Lambda’s service has been in operation – though not in Glass-specific form – for some time, and is already used by around 1,000 developers, according to the company. It works by using a pre-existing “album” of known faces or objects, for instance your work colleagues, against which new captures from the camera are compared.
What the system can’t do, right now at least, is compare those around you to images not in its own album. So, you couldn’t walk into a room and have Glass flag up those you might be friends with on Google+ based on the publicly-uploaded photos they’ve shared. It’s also not a real-time process: images have to be passed over to Lambda’s engine via the Mirror API, and the results then fed back in the opposite way.

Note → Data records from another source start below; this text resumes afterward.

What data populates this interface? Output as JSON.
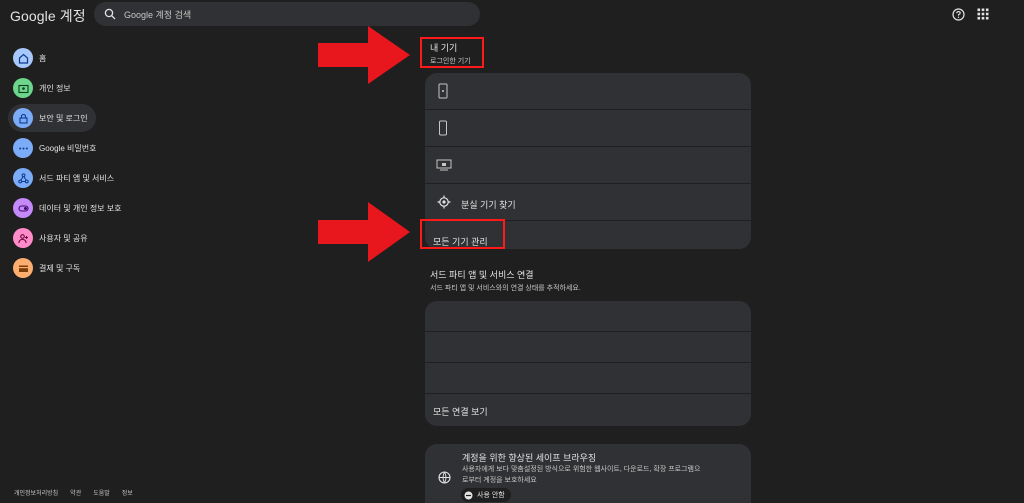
{
  "header": {
    "brand": "Google 계정",
    "search_placeholder": "Google 계정 검색",
    "icons": [
      "search-icon",
      "help-icon",
      "apps-icon"
    ]
  },
  "sidebar": {
    "items": [
      {
        "label": "홈",
        "icon": "home-icon",
        "color": "#a8c7fa",
        "active": false
      },
      {
        "label": "개인 정보",
        "icon": "id-card-icon",
        "color": "#6dd58c",
        "active": false
      },
      {
        "label": "보안 및 로그인",
        "icon": "lock-icon",
        "color": "#7cacf8",
        "active": true
      },
      {
        "label": "Google 비밀번호",
        "icon": "password-icon",
        "color": "#7cacf8",
        "active": false
      },
      {
        "label": "서드 파티 앱 및 서비스",
        "icon": "connected-apps-icon",
        "color": "#7cacf8",
        "active": false
      },
      {
        "label": "데이터 및 개인 정보 보호",
        "icon": "toggle-icon",
        "color": "#c58af9",
        "active": false
      },
      {
        "label": "사용자 및 공유",
        "icon": "people-icon",
        "color": "#ff8bcb",
        "active": false
      },
      {
        "label": "결제 및 구독",
        "icon": "wallet-icon",
        "color": "#fcad70",
        "active": false
      }
    ]
  },
  "devices": {
    "title": "내 기기",
    "subtitle": "로그인한 기기",
    "find_device": "분실 기기 찾기",
    "manage_all": "모든 기기 관리"
  },
  "third_party": {
    "title": "서드 파티 앱 및 서비스 연결",
    "subtitle": "서드 파티 앱 및 서비스와의 연결 상태를 추적하세요.",
    "view_all": "모든 연결 보기"
  },
  "safe_browsing": {
    "title": "계정을 위한 향상된 세이프 브라우징",
    "description_line1": "사용자에게 보다 맞춤설정된 방식으로 위험한 웹사이트, 다운로드, 확장 프로그램으",
    "description_line2": "로부터 계정을 보호하세요",
    "status": "사용 안함"
  },
  "footer": {
    "links": [
      "개인정보처리방침",
      "약관",
      "도움말",
      "정보"
    ]
  },
  "colors": {
    "background": "#1f1f1f",
    "card": "#303134",
    "highlight": "#ff1a1a"
  }
}
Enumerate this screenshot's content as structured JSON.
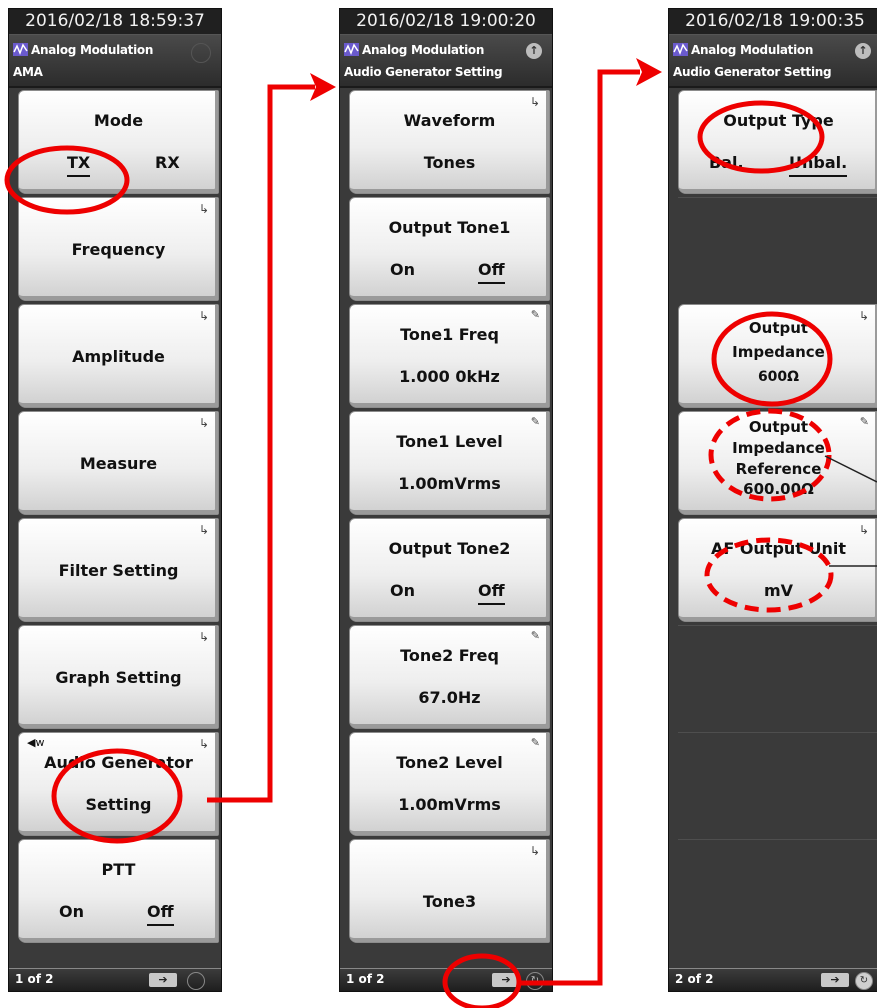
{
  "panels": [
    {
      "clock": "2016/02/18 18:59:37",
      "app": "Analog Modulation",
      "sub": "AMA",
      "keys": [
        {
          "l1": "Mode",
          "optA": "TX",
          "optB": "RX"
        },
        {
          "mid": "Frequency"
        },
        {
          "mid": "Amplitude"
        },
        {
          "mid": "Measure"
        },
        {
          "mid": "Filter Setting"
        },
        {
          "mid": "Graph Setting"
        },
        {
          "l1": "Audio Generator",
          "l2": "Setting"
        },
        {
          "l1": "PTT",
          "optA": "On",
          "optB": "Off"
        }
      ],
      "page": "1 of 2"
    },
    {
      "clock": "2016/02/18 19:00:20",
      "app": "Analog Modulation",
      "sub": "Audio Generator Setting",
      "keys": [
        {
          "l1": "Waveform",
          "l2": "Tones"
        },
        {
          "l1": "Output Tone1",
          "optA": "On",
          "optB": "Off"
        },
        {
          "l1": "Tone1 Freq",
          "l2": "1.000 0kHz"
        },
        {
          "l1": "Tone1 Level",
          "l2": "1.00mVrms"
        },
        {
          "l1": "Output Tone2",
          "optA": "On",
          "optB": "Off"
        },
        {
          "l1": "Tone2 Freq",
          "l2": "67.0Hz"
        },
        {
          "l1": "Tone2 Level",
          "l2": "1.00mVrms"
        },
        {
          "mid": "Tone3"
        }
      ],
      "page": "1 of 2"
    },
    {
      "clock": "2016/02/18 19:00:35",
      "app": "Analog Modulation",
      "sub": "Audio Generator Setting",
      "keys": [
        {
          "l1": "Output Type",
          "optA": "Bal.",
          "optB": "Unbal."
        },
        {
          "l1": "Output",
          "l2": "Impedance",
          "l3": "600Ω"
        },
        {
          "l1": "Output",
          "l2": "Impedance",
          "l3": "Reference",
          "l4": "600.00Ω"
        },
        {
          "l1": "AF Output Unit",
          "l2": "mV"
        }
      ],
      "page": "2 of 2"
    }
  ],
  "annotation": {
    "color": "#ee0000"
  }
}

That’s going to involve a delay of around a few seconds, the company told TechCrunch. It’s a similar system to what we saw MedRef for Glass, an app intending to make calling up patient records more straightforward for doctors and hospital staff, use, and indeed Lambda Labs’ API could be integrated server-side for future versions of MedRef or apps like it.
Despite the fact that, even with functionality like this, Glass wearers won’t be able to roam the streets having names and personal details of those around them hovering in the air like SIMS icons, the facial identification system leads Google’s headset into even murkier privacy issues. Earlier this month, a concerned US Congressional committee fired off a list of privacy-related questions to Google CEO Larry Page, demanding reassurance by June 14 that the wearable wouldn’t collect personal data without the consent of non-users, wouldn’t be unduly intrusive in ways smartphones are not currently, and how it might be updated and its functionality extended in future.
Currently, Glass lacks native face-recognition, hence the opening for third-party services like Lambda Labs’ to step in. Google’s own stance has been that it would require “strong privacy protections” be in place before it would consider adding the functionality itself; exactly what protections would be considered sufficiently “safe” for the public is unclear.
Members of Google’s Glass team touched on the potential for privacy infringement during the fireside chat about the wearable at Google I/O earlier this month. Among the factors built in to avoid any misuse of the camera is an SDK-level requirement that the camera be active if the headset is recording, Glass engineer Charles Mendis revealed; there’s also, product director Steve Lee pointed out, “a clear social gesture” involved in triggering that recording, whether it be physically pressing the button on the upper side of the eyepiece, or giving the “OK Glass, take a photo” spoken command.
Nonetheless, it’s a young segment of the industry and the rules are likely to be fluid as the “what we could do” urge for progress bumps up against “what we should do” restraint. Parallel developments in Google+ are leading Glass down the life-logging path, giving room – and the organizational tools – to store every moment that goes on around you, even if the hardware and software aren’t quite set up that way today.